Have you ever looked at backing singers and thought: what is their story? Do they or have they ever prayed for their time to come? As they are going ‘ooh ooh, ooh ooh’ behind Kylie are they thinking, ‘I want to kill Kylie’? Do they mind that no one knows their name? Do they ever ponder why it’s so often white artists with black backing singers and never the other way round? I have often wondered about all this, and now realise if I’d stopped idling over such questions, got off the sofa and done some digging, I could now be in possession of an Oscar. I’m a fool to

The last taboo in pop: fat old men

Don’t worry, I’m not going to go on about Glastonbury.
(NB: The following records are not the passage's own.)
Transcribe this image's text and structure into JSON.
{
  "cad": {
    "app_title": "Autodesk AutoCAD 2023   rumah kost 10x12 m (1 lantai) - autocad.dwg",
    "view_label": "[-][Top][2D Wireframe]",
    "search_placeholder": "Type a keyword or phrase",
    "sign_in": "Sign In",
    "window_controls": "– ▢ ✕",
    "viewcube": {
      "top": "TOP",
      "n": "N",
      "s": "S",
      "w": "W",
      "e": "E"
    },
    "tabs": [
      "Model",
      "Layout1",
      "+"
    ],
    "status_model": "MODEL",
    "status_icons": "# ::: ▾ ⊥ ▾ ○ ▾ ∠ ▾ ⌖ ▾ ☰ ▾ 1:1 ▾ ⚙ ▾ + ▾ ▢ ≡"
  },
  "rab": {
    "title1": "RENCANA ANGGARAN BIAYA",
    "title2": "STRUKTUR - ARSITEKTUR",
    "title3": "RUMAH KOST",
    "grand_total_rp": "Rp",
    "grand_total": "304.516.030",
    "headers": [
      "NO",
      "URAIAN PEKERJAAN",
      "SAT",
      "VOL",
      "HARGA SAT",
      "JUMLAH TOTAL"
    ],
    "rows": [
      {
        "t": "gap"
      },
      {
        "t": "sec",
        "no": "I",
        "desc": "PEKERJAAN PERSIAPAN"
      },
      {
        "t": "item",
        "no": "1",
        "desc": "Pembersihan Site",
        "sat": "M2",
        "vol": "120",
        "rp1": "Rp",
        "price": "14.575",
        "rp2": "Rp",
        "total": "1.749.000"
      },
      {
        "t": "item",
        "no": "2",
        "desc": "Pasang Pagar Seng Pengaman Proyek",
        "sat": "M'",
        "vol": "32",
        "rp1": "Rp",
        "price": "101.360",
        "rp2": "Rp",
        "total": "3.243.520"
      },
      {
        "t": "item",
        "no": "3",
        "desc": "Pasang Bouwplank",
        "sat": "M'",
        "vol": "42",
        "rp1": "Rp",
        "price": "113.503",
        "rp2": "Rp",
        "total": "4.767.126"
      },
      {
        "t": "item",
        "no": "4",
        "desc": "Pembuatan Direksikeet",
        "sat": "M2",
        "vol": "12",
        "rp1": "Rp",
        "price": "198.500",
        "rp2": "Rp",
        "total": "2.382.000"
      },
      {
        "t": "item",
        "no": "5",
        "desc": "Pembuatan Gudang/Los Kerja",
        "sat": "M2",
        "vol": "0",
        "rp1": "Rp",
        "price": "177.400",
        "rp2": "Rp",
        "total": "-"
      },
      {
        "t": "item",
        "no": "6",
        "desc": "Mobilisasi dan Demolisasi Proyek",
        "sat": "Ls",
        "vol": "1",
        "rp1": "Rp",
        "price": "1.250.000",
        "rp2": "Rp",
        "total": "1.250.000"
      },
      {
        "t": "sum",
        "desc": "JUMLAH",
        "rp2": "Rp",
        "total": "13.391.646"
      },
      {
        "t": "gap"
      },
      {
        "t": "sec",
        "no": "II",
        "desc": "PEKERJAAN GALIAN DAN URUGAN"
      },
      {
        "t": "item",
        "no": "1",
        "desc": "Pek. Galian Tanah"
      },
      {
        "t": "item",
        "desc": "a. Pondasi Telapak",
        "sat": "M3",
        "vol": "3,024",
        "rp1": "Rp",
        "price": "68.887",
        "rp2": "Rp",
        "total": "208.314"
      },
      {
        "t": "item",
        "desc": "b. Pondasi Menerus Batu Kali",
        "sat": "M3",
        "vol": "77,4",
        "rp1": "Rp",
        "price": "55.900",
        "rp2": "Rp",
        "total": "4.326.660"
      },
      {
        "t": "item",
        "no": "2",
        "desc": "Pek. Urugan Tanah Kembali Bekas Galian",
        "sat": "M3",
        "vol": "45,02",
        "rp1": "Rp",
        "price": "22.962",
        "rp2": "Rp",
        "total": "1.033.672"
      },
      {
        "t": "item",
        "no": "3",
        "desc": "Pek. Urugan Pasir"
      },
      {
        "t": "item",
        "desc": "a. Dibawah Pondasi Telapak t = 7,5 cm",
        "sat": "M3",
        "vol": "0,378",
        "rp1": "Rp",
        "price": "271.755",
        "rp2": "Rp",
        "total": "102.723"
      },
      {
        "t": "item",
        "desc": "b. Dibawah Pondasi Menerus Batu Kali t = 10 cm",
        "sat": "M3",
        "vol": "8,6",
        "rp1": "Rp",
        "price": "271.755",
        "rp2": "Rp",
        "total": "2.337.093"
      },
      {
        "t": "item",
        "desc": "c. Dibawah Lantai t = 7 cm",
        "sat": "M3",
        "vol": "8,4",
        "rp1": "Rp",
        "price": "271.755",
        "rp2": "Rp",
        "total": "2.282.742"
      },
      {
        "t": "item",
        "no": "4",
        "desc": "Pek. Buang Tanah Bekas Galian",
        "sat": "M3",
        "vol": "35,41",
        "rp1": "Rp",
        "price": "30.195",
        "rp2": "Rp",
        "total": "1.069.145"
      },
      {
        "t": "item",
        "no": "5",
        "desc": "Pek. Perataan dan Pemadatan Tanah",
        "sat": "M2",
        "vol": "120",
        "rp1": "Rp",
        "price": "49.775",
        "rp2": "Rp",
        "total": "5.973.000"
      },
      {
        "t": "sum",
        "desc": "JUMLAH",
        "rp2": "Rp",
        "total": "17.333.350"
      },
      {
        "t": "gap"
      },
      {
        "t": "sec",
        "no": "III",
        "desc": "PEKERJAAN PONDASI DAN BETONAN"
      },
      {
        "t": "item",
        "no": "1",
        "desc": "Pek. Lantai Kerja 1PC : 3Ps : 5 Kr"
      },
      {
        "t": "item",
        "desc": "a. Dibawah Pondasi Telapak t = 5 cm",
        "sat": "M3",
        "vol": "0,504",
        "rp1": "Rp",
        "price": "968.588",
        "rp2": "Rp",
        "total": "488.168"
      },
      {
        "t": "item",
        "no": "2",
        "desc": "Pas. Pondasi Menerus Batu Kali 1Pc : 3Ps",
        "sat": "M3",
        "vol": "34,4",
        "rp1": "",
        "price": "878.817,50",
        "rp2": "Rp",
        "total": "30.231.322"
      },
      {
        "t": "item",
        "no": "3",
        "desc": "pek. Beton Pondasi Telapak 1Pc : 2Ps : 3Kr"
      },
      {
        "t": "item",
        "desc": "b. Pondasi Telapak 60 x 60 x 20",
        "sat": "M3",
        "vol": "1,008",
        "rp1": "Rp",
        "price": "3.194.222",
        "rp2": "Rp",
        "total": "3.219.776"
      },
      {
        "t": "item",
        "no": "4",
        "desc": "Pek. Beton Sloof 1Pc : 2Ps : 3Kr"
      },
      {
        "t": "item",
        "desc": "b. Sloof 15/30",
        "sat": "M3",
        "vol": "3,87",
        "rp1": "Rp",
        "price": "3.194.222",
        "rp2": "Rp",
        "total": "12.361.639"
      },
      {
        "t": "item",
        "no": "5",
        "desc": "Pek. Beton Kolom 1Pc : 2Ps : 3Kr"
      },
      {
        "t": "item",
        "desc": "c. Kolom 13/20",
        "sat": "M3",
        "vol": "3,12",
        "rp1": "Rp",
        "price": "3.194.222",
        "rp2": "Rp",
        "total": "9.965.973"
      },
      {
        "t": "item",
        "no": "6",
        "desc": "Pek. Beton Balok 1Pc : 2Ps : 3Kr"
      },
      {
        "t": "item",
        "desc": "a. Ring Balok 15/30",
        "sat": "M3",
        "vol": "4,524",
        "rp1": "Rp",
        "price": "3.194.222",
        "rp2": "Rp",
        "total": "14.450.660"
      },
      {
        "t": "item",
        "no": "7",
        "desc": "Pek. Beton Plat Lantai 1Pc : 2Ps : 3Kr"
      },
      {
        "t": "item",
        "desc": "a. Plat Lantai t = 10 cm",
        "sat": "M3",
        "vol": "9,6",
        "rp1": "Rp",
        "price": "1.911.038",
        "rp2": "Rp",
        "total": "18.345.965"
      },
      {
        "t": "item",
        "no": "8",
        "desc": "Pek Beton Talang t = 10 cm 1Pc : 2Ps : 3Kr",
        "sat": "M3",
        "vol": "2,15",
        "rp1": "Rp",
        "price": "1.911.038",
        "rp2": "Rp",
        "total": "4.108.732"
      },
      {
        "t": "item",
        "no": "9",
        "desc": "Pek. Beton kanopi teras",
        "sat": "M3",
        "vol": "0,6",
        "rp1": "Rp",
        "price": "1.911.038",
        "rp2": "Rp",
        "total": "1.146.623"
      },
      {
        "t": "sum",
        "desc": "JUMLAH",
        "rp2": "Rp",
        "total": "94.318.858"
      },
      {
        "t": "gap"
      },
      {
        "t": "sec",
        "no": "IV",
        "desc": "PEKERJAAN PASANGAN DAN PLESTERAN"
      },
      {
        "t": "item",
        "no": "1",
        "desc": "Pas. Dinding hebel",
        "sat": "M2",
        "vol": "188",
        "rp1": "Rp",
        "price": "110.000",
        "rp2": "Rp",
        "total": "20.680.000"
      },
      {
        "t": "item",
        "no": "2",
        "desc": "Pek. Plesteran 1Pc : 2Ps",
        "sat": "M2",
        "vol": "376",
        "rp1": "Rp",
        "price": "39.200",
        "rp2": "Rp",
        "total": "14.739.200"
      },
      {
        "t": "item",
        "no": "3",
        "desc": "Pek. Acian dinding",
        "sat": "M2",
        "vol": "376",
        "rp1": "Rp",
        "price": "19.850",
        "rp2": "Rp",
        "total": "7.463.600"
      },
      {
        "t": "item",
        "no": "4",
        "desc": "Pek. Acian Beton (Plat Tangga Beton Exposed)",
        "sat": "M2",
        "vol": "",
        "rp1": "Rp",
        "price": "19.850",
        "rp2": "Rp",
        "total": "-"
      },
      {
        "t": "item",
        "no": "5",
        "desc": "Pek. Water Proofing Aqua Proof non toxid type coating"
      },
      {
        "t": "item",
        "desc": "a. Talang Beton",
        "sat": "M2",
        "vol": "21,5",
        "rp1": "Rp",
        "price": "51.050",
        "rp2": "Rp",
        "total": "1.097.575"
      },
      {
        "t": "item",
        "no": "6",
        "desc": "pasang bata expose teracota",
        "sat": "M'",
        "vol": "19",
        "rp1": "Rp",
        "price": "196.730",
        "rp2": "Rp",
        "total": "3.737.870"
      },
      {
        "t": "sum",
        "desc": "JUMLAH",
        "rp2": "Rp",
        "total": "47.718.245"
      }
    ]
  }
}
I wasn’t there, I never have been and, unless forced at gunpoint, I never will be. It has been a source of great comfort to discover that rock critics far more professional than I detest festivals as much as I do. My friend Andrew Mueller tells the story of his appearance on Sky News as a token anti-Glastonbury grouch, doing a two-way with some idiot in a stupid hat standing in knee-deep mud (these are his words). The festival-goer went first, and talked of community and spirit and laughter in the face of adversity. The presenter turned to Andrew and
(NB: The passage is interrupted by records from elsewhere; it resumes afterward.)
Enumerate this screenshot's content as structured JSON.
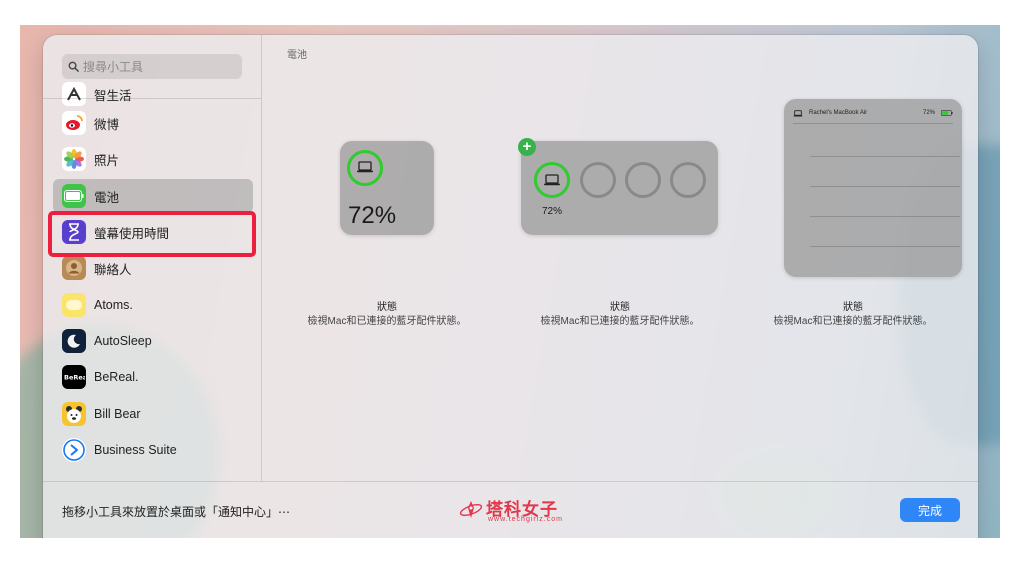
{
  "search": {
    "placeholder": "搜尋小工具"
  },
  "sidebar": {
    "items": [
      {
        "label": "智生活",
        "icon": "smart-life-icon"
      },
      {
        "label": "微博",
        "icon": "weibo-icon"
      },
      {
        "label": "照片",
        "icon": "photos-icon"
      },
      {
        "label": "電池",
        "icon": "battery-icon",
        "selected": true
      },
      {
        "label": "螢幕使用時間",
        "icon": "screen-time-icon"
      },
      {
        "label": "聯絡人",
        "icon": "contacts-icon"
      },
      {
        "label": "Atoms.",
        "icon": "atoms-icon"
      },
      {
        "label": "AutoSleep",
        "icon": "autosleep-icon"
      },
      {
        "label": "BeReal.",
        "icon": "bereal-icon"
      },
      {
        "label": "Bill Bear",
        "icon": "bill-bear-icon"
      },
      {
        "label": "Business Suite",
        "icon": "business-suite-icon"
      }
    ]
  },
  "main": {
    "title": "電池",
    "widgets": [
      {
        "size": "small",
        "percent": "72%",
        "caption_title": "狀態",
        "caption_desc": "檢視Mac和已連接的藍牙配件狀態。"
      },
      {
        "size": "medium",
        "percent": "72%",
        "caption_title": "狀態",
        "caption_desc": "檢視Mac和已連接的藍牙配件狀態。"
      },
      {
        "size": "large",
        "device_name": "Rachel's MacBook Air",
        "percent": "72%",
        "caption_title": "狀態",
        "caption_desc": "檢視Mac和已連接的藍牙配件狀態。"
      }
    ],
    "battery_level": 0.72
  },
  "footer": {
    "hint": "拖移小工具來放置於桌面或「通知中心」⋯",
    "done_label": "完成",
    "watermark": "塔科女子",
    "watermark_url": "www.techgirlz.com"
  },
  "colors": {
    "accent": "#2f86f6",
    "ring_green": "#2ecc2e",
    "highlight": "#ec1f3f"
  }
}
The Stones at Glastonbury: the greatest show EVER

Yes, I’m sorry, the Stones at Glastonbury really were that good and if you weren’t there I’m afraid you seriously need to consider killing yourself. You missed a piece of rock’n’roll history, one of the gigs that will likely be ranked henceforward among the greatest EVER. So again, sorry if you weren’t there to enjoy it. Boy and I were. And we did. A lot. Perhaps it helped that so few of us were expecting much. I was hanging around the afternoon beforehand in the EE tent waiting for my phone to recharge, having one of those random Glasto conversations with strangers — an A&E nurse, a geeky kid —

The nostalgia business

The extraordinary thing about rock’n’roll is its longevity. The extraordinary thing about rock’n’roll is its longevity. When the Rolling Stones started out in the early Sixties, they can hardly have imagined that they would be doing much the same thing, though on a far larger scale, almost half a century later. If you’re Keith Richards, of course, you are also astonished that you have survived at all. His new autobiography, Life, deserves the plaudits it has received. The honesty, the humour and the man’s passionate love of the music come shining through on almost every page, while his attacks on the vanity and controlling instincts of Mick Jagger often made